◆ ACTIVITY:
From the entries, copy every line that carries the string "meta".

◆ Data records for software interfaces:
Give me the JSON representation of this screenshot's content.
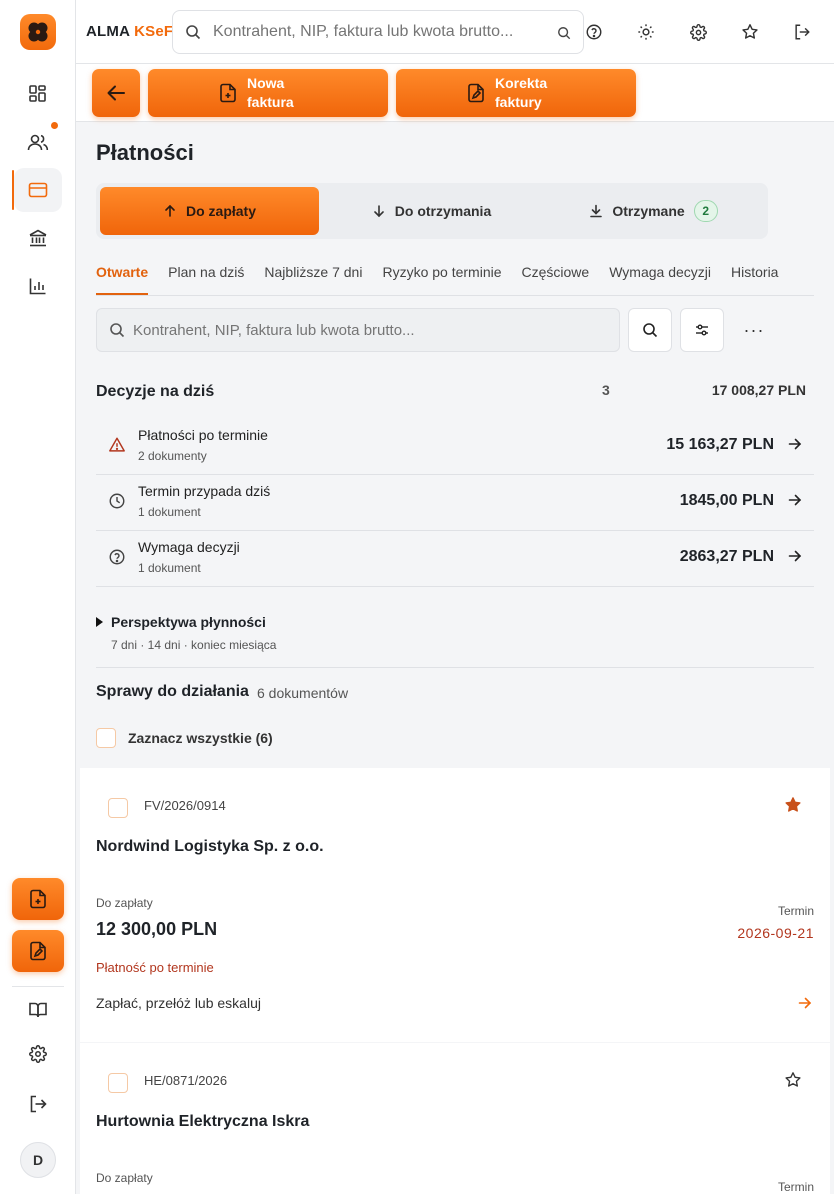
{
  "app": {
    "brand": "ALMA",
    "brand_accent": "KSeF",
    "accent_color": "#f26a0c"
  },
  "header": {
    "search_placeholder": "Kontrahent, NIP, faktura lub kwota brutto...",
    "icons": [
      "help-icon",
      "sun-icon",
      "gear-icon",
      "star-icon",
      "logout-icon"
    ]
  },
  "actions": {
    "new_invoice": "Nowa faktura",
    "correction": "Korekta faktury"
  },
  "sidebar": {
    "avatar": "D"
  },
  "page": {
    "title": "Płatności",
    "segments": [
      {
        "label": "Do zapłaty"
      },
      {
        "label": "Do otrzymania"
      },
      {
        "label": "Otrzymane",
        "badge": "2"
      }
    ],
    "tabs": [
      "Otwarte",
      "Plan na dziś",
      "Najbliższe 7 dni",
      "Ryzyko po terminie",
      "Częściowe",
      "Wymaga decyzji",
      "Historia"
    ],
    "search_placeholder": "Kontrahent, NIP, faktura lub kwota brutto...",
    "more": "···",
    "decisions": {
      "title": "Decyzje na dziś",
      "count": "3",
      "sum": "17 008,27 PLN",
      "rows": [
        {
          "name": "Płatności po terminie",
          "sub": "2 dokumenty",
          "amount": "15 163,27 PLN"
        },
        {
          "name": "Termin przypada dziś",
          "sub": "1 dokument",
          "amount": "1845,00 PLN"
        },
        {
          "name": "Wymaga decyzji",
          "sub": "1 dokument",
          "amount": "2863,27 PLN"
        }
      ]
    },
    "perspective": {
      "title": "Perspektywa płynności",
      "sub": "7 dni · 14 dni · koniec miesiąca"
    },
    "cases": {
      "title": "Sprawy do działania",
      "count": "6 dokumentów",
      "select_all": "Zaznacz wszystkie (6)",
      "items": [
        {
          "number": "FV/2026/0914",
          "starred": true,
          "company": "Nordwind Logistyka Sp. z o.o.",
          "due_label": "Do zapłaty",
          "amount": "12 300,00 PLN",
          "term_label": "Termin",
          "term_date": "2026-09-21",
          "status": "Płatność po terminie",
          "action": "Zapłać, przełóż lub eskaluj"
        },
        {
          "number": "HE/0871/2026",
          "starred": false,
          "company": "Hurtownia Elektryczna Iskra",
          "due_label": "Do zapłaty",
          "term_label": "Termin"
        }
      ]
    }
  }
}
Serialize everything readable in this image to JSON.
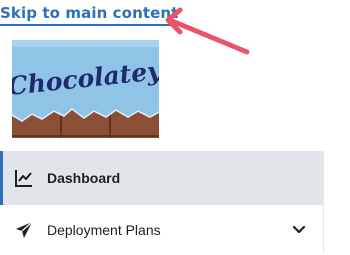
{
  "skip_link": {
    "label": "Skip to main content"
  },
  "logo": {
    "text": "Chocolatey",
    "colors": {
      "sky": "#8fc4e6",
      "wordmark": "#1d2b6b",
      "chocolate": "#8a4f35"
    }
  },
  "annotation": {
    "kind": "arrow",
    "color": "#e9546b"
  },
  "nav": {
    "items": [
      {
        "label": "Dashboard",
        "icon": "line-chart-icon",
        "active": true
      },
      {
        "label": "Deployment Plans",
        "icon": "paper-plane-icon",
        "active": false,
        "expandable": true
      }
    ]
  },
  "colors": {
    "accent": "#2e70b7",
    "active_bg": "#e1e4e8"
  }
}
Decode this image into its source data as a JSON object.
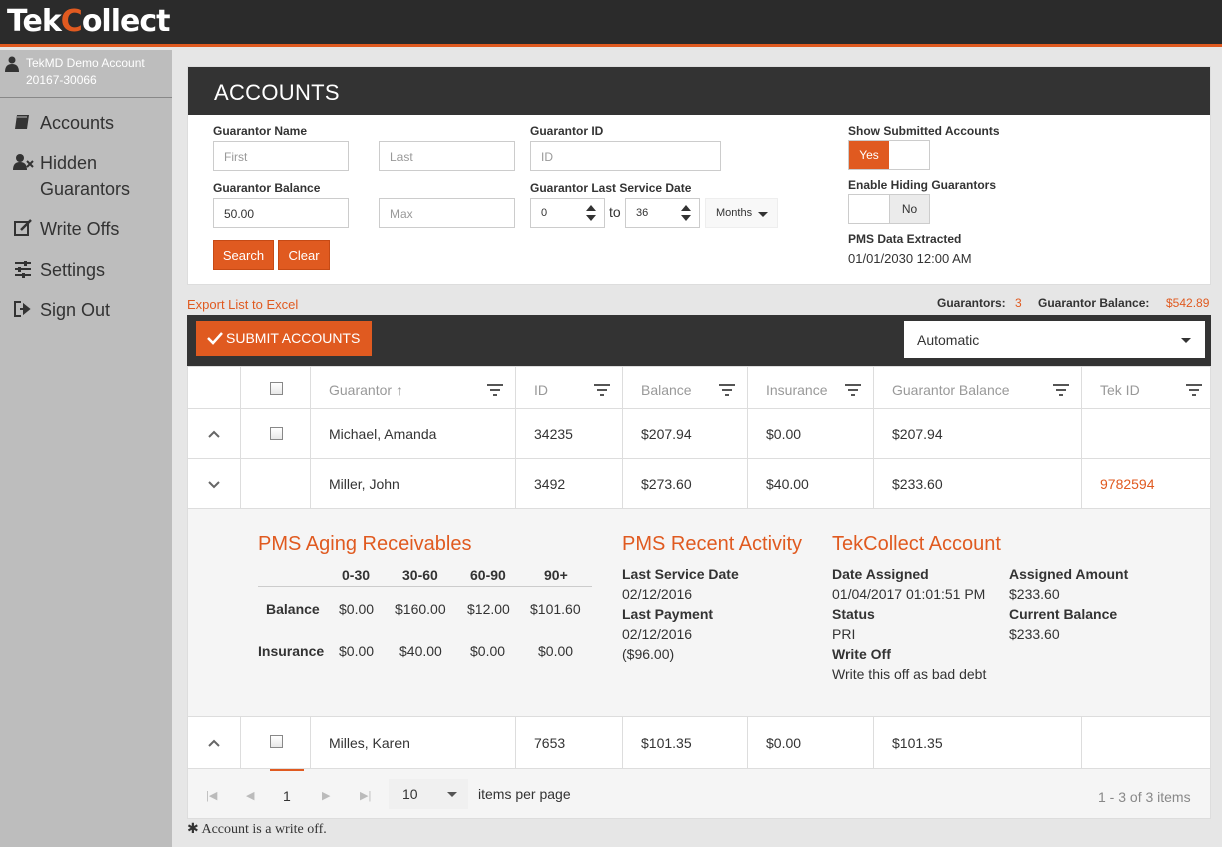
{
  "app": {
    "logo_a": "Tek",
    "logo_b": "C",
    "logo_c": "ollect"
  },
  "account": {
    "name": "TekMD Demo Account",
    "id": "20167-30066"
  },
  "nav": [
    {
      "label": "Accounts",
      "icon": "book-icon"
    },
    {
      "label": "Hidden",
      "label2": "Guarantors",
      "icon": "user-hide-icon"
    },
    {
      "label": "Write Offs",
      "icon": "edit-icon"
    },
    {
      "label": "Settings",
      "icon": "sliders-icon"
    },
    {
      "label": "Sign Out",
      "icon": "sign-out-icon"
    }
  ],
  "panel": {
    "title": "ACCOUNTS",
    "guarantor_name_label": "Guarantor Name",
    "first_placeholder": "First",
    "last_placeholder": "Last",
    "guarantor_id_label": "Guarantor ID",
    "id_placeholder": "ID",
    "balance_label": "Guarantor Balance",
    "balance_min": "50.00",
    "max_placeholder": "Max",
    "last_service_label": "Guarantor Last Service Date",
    "service_from": "0",
    "service_to_word": "to",
    "service_to": "36",
    "service_unit": "Months",
    "search_label": "Search",
    "clear_label": "Clear",
    "show_submitted_label": "Show Submitted Accounts",
    "show_submitted_value": "Yes",
    "enable_hiding_label": "Enable Hiding Guarantors",
    "enable_hiding_value": "No",
    "pms_extracted_label": "PMS Data Extracted",
    "pms_extracted_value": "01/01/2030 12:00 AM"
  },
  "summary": {
    "export_label": "Export List to Excel",
    "guarantors_label": "Guarantors:",
    "guarantors_count": "3",
    "balance_label": "Guarantor Balance:",
    "balance_value": "$542.89"
  },
  "toolbar": {
    "submit_label": "SUBMIT ACCOUNTS",
    "mode_value": "Automatic"
  },
  "grid": {
    "columns": [
      "Guarantor",
      "ID",
      "Balance",
      "Insurance",
      "Guarantor Balance",
      "Tek ID"
    ],
    "sort_indicator": "↑",
    "rows": [
      {
        "guarantor": "Michael, Amanda",
        "id": "34235",
        "balance": "$207.94",
        "insurance": "$0.00",
        "guarantor_balance": "$207.94",
        "tek_id": ""
      },
      {
        "guarantor": "Miller, John",
        "id": "3492",
        "balance": "$273.60",
        "insurance": "$40.00",
        "guarantor_balance": "$233.60",
        "tek_id": "9782594"
      },
      {
        "guarantor": "Milles, Karen",
        "id": "7653",
        "balance": "$101.35",
        "insurance": "$0.00",
        "guarantor_balance": "$101.35",
        "tek_id": ""
      }
    ]
  },
  "detail": {
    "aging_title": "PMS Aging Receivables",
    "aging_headers": [
      "0-30",
      "30-60",
      "60-90",
      "90+"
    ],
    "aging_rows": [
      {
        "label": "Balance",
        "values": [
          "$0.00",
          "$160.00",
          "$12.00",
          "$101.60"
        ]
      },
      {
        "label": "Insurance",
        "values": [
          "$0.00",
          "$40.00",
          "$0.00",
          "$0.00"
        ]
      }
    ],
    "activity_title": "PMS Recent Activity",
    "last_service_label": "Last Service Date",
    "last_service_value": "02/12/2016",
    "last_payment_label": "Last Payment",
    "last_payment_date": "02/12/2016",
    "last_payment_amount": "($96.00)",
    "tek_title": "TekCollect Account",
    "date_assigned_label": "Date Assigned",
    "date_assigned_value": "01/04/2017 01:01:51 PM",
    "status_label": "Status",
    "status_value": "PRI",
    "write_off_label": "Write Off",
    "write_off_link": "Write this off as bad debt",
    "assigned_amount_label": "Assigned Amount",
    "assigned_amount_value": "$233.60",
    "current_balance_label": "Current Balance",
    "current_balance_value": "$233.60"
  },
  "pager": {
    "current_page": "1",
    "page_size": "10",
    "per_page_label": "items per page",
    "range_label": "1 - 3 of 3 items"
  },
  "footer": {
    "note": "Account is a write off."
  },
  "colors": {
    "accent": "#e05a20",
    "dark": "#333333",
    "sidebar": "#bdbdbd"
  }
}
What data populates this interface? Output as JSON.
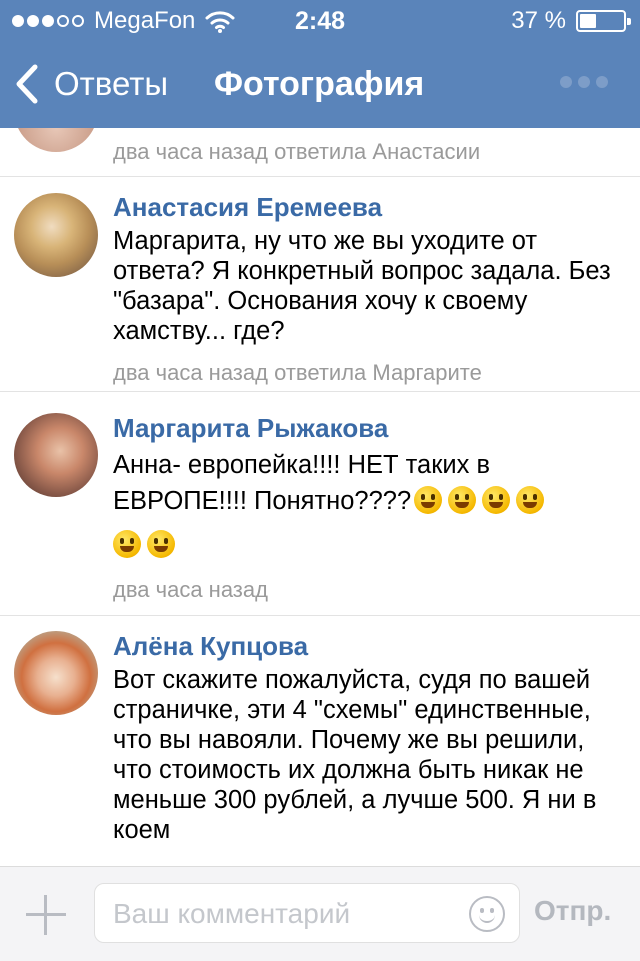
{
  "status_bar": {
    "carrier": "MegaFon",
    "time": "2:48",
    "battery": "37 %",
    "battery_level": 0.37,
    "signal_bars": 3
  },
  "nav": {
    "back_label": "Ответы",
    "title": "Фотография"
  },
  "comments": [
    {
      "meta": "два часа назад ответила Анастасии"
    },
    {
      "author": "Анастасия Еремеева",
      "text": "Маргарита, ну что же вы уходите от ответа? Я конкретный вопрос задала. Без \"базара\". Основания хочу к своему хамству... где?",
      "meta": "два часа назад ответила Маргарите"
    },
    {
      "author": "Маргарита Рыжакова",
      "text_line1": "Анна- европейка!!!! НЕТ таких в",
      "text_line2": "ЕВРОПЕ!!!! Понятно????",
      "meta": "два часа назад"
    },
    {
      "author": "Алёна Купцова",
      "text": "Вот скажите пожалуйста, судя по вашей страничке, эти 4 \"схемы\" единственные, что вы навояли. Почему же вы решили, что стоимость их должна быть никак не меньше 300 рублей, а лучше 500. Я ни в коем"
    }
  ],
  "input_bar": {
    "placeholder": "Ваш комментарий",
    "send_label": "Отпр."
  },
  "icons": {
    "back": "chevron-left-icon",
    "more": "more-dots-icon",
    "attach": "plus-icon",
    "emoji": "smiley-icon"
  },
  "colors": {
    "header": "#5a84ba",
    "author": "#3a6aa6",
    "meta": "#9a9a9a"
  }
}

◆ REPLY TO THE EXERCISE:
      "meta": "два часа назад ответила Анастасии"
      "meta": "два часа назад ответила Маргарите"
      "meta": "два часа назад"
    "meta": "#9a9a9a"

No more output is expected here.